Any assessment such as is referred to in paragraph (1) or (2) shall be reviewed”[vi]

This section is not reliant upon employer-employee status; instead it requires that the employer (the Church) conducts risk assessments that are suitable in that they cover the risk they aim to deal with. And, sufficient in that are detailed enough in the circumstances.

If one takes into account the Health and Safety Executives information on its web site,[vii] then there should no doubt about the need for such an assessment; not just for the clergy, but for all of God’s children serving our churches.

[i] [2013] UKSC 29
[iii] HSAW74 (Ch.34) In particularly Section 2; General duties of employers to their employees.
[iv] HSAW74 Section 3. General duties of employers and self-employed to persons other than their employees.
[v] 1999 No. 3242.
[vi] MHSAW Regulation 3

Cite this article as: Fr. Jeffrey A.Leach.OSP, " Less Stress, a better ‘Service’. The need for suitable and sufficient Risk Assessment of stress.
" in Disabling Barriers to Church Blog,12th March 2017,

Tuesday, 7 March 2017

Taxi fees and refusal to carry disabled passengers

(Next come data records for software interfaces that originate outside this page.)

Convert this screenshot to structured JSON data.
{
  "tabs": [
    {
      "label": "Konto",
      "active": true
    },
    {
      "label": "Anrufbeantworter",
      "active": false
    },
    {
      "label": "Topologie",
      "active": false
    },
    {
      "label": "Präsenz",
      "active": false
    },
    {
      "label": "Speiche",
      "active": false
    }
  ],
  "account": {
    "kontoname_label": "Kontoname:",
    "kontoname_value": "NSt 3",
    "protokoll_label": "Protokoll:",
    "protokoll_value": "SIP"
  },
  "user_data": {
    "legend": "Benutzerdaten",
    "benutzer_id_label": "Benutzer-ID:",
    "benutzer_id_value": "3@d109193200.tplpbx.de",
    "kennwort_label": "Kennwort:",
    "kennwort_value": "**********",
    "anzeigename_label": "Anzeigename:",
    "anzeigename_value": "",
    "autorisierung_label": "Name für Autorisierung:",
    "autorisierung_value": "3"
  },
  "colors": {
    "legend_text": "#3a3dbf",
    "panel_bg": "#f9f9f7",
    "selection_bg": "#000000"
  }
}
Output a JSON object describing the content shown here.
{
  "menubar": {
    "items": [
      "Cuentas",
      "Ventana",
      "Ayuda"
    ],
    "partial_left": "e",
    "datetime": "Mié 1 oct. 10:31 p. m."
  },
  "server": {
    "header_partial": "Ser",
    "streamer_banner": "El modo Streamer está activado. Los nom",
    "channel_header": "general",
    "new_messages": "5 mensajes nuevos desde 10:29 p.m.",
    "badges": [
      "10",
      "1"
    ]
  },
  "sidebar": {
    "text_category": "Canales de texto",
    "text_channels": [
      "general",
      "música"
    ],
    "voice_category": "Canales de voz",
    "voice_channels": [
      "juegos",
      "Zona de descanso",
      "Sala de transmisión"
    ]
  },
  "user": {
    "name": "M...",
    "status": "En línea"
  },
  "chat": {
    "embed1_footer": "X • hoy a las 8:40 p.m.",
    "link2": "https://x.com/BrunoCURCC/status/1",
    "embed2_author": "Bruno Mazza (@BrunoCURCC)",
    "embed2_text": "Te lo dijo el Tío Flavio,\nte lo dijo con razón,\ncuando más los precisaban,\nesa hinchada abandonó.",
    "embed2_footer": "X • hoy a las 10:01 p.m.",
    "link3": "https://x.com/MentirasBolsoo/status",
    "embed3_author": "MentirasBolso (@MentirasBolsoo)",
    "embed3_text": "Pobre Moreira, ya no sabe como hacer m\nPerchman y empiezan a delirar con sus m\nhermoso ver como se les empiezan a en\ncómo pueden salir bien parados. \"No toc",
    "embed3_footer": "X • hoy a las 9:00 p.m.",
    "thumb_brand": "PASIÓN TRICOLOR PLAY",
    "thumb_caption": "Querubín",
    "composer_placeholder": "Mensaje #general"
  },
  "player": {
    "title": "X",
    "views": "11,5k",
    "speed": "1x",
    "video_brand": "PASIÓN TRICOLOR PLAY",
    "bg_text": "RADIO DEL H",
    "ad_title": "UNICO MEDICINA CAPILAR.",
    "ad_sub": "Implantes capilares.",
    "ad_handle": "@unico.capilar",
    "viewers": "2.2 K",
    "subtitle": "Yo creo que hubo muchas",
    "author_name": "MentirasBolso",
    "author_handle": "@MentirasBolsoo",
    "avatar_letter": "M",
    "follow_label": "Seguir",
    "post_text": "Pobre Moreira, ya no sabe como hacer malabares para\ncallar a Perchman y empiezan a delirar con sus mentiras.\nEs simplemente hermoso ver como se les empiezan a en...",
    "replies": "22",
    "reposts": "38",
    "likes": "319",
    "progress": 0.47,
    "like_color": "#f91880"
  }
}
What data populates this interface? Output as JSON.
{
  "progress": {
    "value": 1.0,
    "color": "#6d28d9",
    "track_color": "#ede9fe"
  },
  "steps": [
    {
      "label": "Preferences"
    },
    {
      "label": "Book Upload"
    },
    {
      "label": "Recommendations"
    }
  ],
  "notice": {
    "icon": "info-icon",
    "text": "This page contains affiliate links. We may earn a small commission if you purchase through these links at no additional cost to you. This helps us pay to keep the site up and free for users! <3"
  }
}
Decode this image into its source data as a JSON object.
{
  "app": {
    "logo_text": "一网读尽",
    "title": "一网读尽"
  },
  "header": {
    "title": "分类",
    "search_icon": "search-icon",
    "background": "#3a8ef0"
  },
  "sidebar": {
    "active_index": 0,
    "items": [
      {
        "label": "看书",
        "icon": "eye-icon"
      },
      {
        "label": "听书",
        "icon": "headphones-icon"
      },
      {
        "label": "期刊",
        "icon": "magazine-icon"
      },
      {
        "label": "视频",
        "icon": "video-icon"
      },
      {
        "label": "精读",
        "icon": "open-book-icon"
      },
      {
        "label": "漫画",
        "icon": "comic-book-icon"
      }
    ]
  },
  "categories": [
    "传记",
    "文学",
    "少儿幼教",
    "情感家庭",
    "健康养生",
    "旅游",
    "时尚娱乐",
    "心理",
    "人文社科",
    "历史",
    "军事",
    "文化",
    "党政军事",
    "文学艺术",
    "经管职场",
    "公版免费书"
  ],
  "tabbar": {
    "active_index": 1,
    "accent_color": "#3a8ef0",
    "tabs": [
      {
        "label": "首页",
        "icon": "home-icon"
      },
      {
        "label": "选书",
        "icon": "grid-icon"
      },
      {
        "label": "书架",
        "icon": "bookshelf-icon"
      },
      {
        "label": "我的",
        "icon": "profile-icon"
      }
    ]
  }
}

           This is not a post directly related to disability and inequality within churches, but rather one that will affect many people who attend church. Thus I have decided to post it for you to share with everyone in your parish who may find the information of use.

The media, as well as many blogs and Facebook instalments, have highlighted the problems disabled people face when wishing to access private hire vehicles. From the sixth of April (2017 next month) another part of the Equality Act 2010 is enabled.[i]

What the newly enacted law, qualifies within the Equality Act 2010, that not all Taxi’s and private hire vehicles must be able to carry a wheelchair user ‘in their wheelchair’.[ii] So the person requiring the use of a taxi must ensure that when phoning for one, that they make it clear that they need a cab that permits them to enter and exit whilst remaining in their chair.[iii]

For passengers who can get out of their chair and into the vehicle then the driver must secure the disabled persons chair, and any luggage for them.[iv] The legislation also says that the driver should; “give the passenger such mobility assistance as is reasonably required.” [v] How this sits next to the safety of the driver is confusing and unclear, especially if a driver is injured helping the person?

            The driver does not have to carry a second person in a wheelchair at the same time if the driver does not think it is safe. I will avoid boring you with the other safety details, but never the less anyone being transported must be safe.[vi]

            Finally a disabled person must not be charged more for their journey just because of their additional need.

Any breach of this legislation can lead to a fine of unto £1,000. for the driver[vii]

Cite this article as: Fr. Jeffrey A.Leach.OSP, " Taxi fees and refusal to carry disabled passengers" in Disabling Barriers to Church Blog, 7th March 2017,

[i] 2017 No. 107 The Equality Act 2010 (Commencement No. 12) Order 2017 which brings into force sections 165 and 167.
[ii] Ibid Section 167
[iii] Equality Act 2010 Section 165 (4)
[iv] Ibid 165 (5)(c)(d)
[v] Ibid 165 (4)(e)
[vi] Ibid 165 (5)
[vii] ibid 2010 s.165 (4)(b)